Therapist in a Hospital or Clinic: This is the most common route for physiotherapists, as they are often employed in hospitals and clinics. Physiotherapists work with patients to help them recover from illness or injury, and may also provide rehabilitation services.
Consultant: A small number of physiotherapists work as consultants, which means that they work with individual patients rather than in a team setting. They may offer services such as exercise therapy and manual therapy.
Teacher: A relatively new path for physiotherapy professionals is becoming teachers. This involves completing an accredited graduate degree in physiotherapy and then working as a teacher in an accredited school of physio.
Research Scientist: A relatively new path for physiotherapy professionals is becoming research scientists. This involves completing an accredited graduate degree in physiology or another relevant field and then working as a researcher at a university or laboratory.
Manager: A small number of physiotherapy professionals manage their businesses. This involves setting up their practice, managing staff, and developing the business themselves.
Other Interesting Contents
Frequently Asked Questions
Q: How does physiotherapy work?
A: Physiotherapists use a variety of techniques to help injured or damaged tissues in the body heal and restore function. They may use massage, stretching, mobilization, exercises, and other therapies to improve the circulation and flexibility in muscles and joints.
Q: Can I just go see a physiotherapist without an appointment?
A: No! To be treated by a qualified physiotherapist you will need an appointment.

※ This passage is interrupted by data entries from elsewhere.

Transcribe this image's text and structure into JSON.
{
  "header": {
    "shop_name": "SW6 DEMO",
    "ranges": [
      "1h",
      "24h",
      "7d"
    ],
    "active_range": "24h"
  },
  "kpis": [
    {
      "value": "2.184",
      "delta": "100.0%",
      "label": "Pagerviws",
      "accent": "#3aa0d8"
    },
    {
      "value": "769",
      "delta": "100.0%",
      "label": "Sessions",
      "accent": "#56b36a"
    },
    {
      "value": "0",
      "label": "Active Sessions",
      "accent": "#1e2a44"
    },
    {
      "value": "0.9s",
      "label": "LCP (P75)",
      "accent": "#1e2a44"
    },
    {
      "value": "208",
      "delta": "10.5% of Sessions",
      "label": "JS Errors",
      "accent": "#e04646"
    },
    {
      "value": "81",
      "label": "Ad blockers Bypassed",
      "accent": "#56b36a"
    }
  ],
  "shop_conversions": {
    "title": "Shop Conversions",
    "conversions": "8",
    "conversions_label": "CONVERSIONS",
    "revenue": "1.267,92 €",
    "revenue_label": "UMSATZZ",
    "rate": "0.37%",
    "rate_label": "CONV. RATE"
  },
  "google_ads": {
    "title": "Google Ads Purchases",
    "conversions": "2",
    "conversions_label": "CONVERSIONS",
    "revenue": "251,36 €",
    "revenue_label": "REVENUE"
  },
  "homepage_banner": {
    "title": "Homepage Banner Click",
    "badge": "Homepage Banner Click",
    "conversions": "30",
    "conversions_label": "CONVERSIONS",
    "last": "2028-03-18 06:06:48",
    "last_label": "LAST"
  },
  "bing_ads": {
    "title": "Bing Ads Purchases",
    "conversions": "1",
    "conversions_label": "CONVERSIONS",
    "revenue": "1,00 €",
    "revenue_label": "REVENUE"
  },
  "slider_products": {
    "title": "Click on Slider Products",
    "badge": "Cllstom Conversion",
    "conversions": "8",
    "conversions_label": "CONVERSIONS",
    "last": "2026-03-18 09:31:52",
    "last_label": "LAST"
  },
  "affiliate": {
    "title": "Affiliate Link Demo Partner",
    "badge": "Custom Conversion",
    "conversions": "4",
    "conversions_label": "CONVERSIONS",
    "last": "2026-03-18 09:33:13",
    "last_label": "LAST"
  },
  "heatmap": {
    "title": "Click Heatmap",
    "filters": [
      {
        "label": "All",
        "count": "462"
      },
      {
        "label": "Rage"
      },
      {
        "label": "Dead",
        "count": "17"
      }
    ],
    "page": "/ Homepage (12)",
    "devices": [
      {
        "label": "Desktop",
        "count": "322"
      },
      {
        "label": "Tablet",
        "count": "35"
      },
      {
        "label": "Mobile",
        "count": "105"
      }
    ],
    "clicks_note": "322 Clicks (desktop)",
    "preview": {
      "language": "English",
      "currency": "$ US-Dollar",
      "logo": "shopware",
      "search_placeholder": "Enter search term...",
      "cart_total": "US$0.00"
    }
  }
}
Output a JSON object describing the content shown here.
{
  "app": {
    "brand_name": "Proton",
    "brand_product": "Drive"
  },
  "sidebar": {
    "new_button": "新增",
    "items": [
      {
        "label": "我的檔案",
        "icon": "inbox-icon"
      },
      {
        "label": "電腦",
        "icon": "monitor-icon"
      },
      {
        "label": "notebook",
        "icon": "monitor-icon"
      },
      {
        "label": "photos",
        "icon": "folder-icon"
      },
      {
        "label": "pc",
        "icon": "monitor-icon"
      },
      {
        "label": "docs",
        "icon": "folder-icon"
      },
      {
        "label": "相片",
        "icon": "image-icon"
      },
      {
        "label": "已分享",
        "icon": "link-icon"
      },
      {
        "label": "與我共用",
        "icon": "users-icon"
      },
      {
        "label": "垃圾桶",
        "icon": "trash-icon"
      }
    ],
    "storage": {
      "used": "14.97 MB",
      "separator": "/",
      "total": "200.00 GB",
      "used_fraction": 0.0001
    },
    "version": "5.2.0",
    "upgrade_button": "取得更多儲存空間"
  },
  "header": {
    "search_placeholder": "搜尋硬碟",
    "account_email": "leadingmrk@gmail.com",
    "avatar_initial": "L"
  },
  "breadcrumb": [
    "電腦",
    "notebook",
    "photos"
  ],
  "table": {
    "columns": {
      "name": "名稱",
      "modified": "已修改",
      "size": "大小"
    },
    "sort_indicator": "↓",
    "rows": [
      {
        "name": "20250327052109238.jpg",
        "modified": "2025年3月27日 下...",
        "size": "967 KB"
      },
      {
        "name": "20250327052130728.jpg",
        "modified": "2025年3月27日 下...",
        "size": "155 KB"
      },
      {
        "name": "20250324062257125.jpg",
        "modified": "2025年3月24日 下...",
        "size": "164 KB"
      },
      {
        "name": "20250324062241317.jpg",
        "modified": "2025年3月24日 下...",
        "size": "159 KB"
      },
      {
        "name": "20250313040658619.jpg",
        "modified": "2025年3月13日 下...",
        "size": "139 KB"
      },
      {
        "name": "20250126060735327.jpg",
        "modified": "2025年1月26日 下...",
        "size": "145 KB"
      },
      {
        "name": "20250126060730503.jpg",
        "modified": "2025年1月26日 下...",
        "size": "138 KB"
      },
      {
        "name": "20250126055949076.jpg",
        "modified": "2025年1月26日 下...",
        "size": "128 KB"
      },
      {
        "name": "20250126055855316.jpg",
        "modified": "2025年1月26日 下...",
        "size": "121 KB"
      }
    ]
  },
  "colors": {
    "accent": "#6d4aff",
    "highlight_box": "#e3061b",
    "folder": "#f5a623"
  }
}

You can arrange an appointment through your doctor or your local physiotherapy association.
Q: Who needs physiotherapy?
A: Anyone can benefit from physiotherapy. Physiotherapy is particularly beneficial for people who have chronic pain or injuries that do not respond to other treatments. It can also be helpful for people who are trying to recover from an illness or injury.